> Prompt: Copy each line of the data below, character for character.
::: Data to process
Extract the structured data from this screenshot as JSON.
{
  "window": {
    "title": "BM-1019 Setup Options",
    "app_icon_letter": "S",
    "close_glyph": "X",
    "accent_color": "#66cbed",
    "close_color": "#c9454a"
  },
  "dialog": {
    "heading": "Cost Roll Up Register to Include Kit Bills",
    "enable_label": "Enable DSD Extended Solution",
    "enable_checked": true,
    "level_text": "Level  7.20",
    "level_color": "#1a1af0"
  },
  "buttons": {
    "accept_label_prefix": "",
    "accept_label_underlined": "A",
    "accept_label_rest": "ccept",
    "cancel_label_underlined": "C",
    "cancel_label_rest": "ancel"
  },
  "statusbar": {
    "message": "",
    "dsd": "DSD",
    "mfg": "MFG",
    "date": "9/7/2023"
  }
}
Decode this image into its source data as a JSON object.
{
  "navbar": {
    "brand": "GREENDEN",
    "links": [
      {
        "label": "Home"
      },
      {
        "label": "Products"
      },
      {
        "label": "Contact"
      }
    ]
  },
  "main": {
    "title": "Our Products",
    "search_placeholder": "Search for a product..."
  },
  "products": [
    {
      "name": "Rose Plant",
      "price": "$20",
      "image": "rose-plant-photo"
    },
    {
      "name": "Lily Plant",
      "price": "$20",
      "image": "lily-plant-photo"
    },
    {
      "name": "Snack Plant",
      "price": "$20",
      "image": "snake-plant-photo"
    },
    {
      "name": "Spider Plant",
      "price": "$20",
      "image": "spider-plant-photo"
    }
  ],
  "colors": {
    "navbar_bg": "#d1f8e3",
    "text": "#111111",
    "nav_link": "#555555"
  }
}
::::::
> Output of the task:
Extract the structured data from this screenshot as JSON.
{
  "window": {
    "title": "BM-1019 Setup Options",
    "app_icon_letter": "S",
    "close_glyph": "X",
    "accent_color": "#66cbed",
    "close_color": "#c9454a"
  },
  "dialog": {
    "heading": "Cost Roll Up Register to Include Kit Bills",
    "enable_label": "Enable DSD Extended Solution",
    "enable_checked": true,
    "level_text": "Level  7.20",
    "level_color": "#1a1af0"
  },
  "buttons": {
    "accept_label_prefix": "",
    "accept_label_underlined": "A",
    "accept_label_rest": "ccept",
    "cancel_label_underlined": "C",
    "cancel_label_rest": "ancel"
  },
  "statusbar": {
    "message": "",
    "dsd": "DSD",
    "mfg": "MFG",
    "date": "9/7/2023"
  }
}
Decode this image into its source data as a JSON object.
{
  "navbar": {
    "brand": "GREENDEN",
    "links": [
      {
        "label": "Home"
      },
      {
        "label": "Products"
      },
      {
        "label": "Contact"
      }
    ]
  },
  "main": {
    "title": "Our Products",
    "search_placeholder": "Search for a product..."
  },
  "products": [
    {
      "name": "Rose Plant",
      "price": "$20",
      "image": "rose-plant-photo"
    },
    {
      "name": "Lily Plant",
      "price": "$20",
      "image": "lily-plant-photo"
    },
    {
      "name": "Snack Plant",
      "price": "$20",
      "image": "snake-plant-photo"
    },
    {
      "name": "Spider Plant",
      "price": "$20",
      "image": "spider-plant-photo"
    }
  ],
  "colors": {
    "navbar_bg": "#d1f8e3",
    "text": "#111111",
    "nav_link": "#555555"
  }
}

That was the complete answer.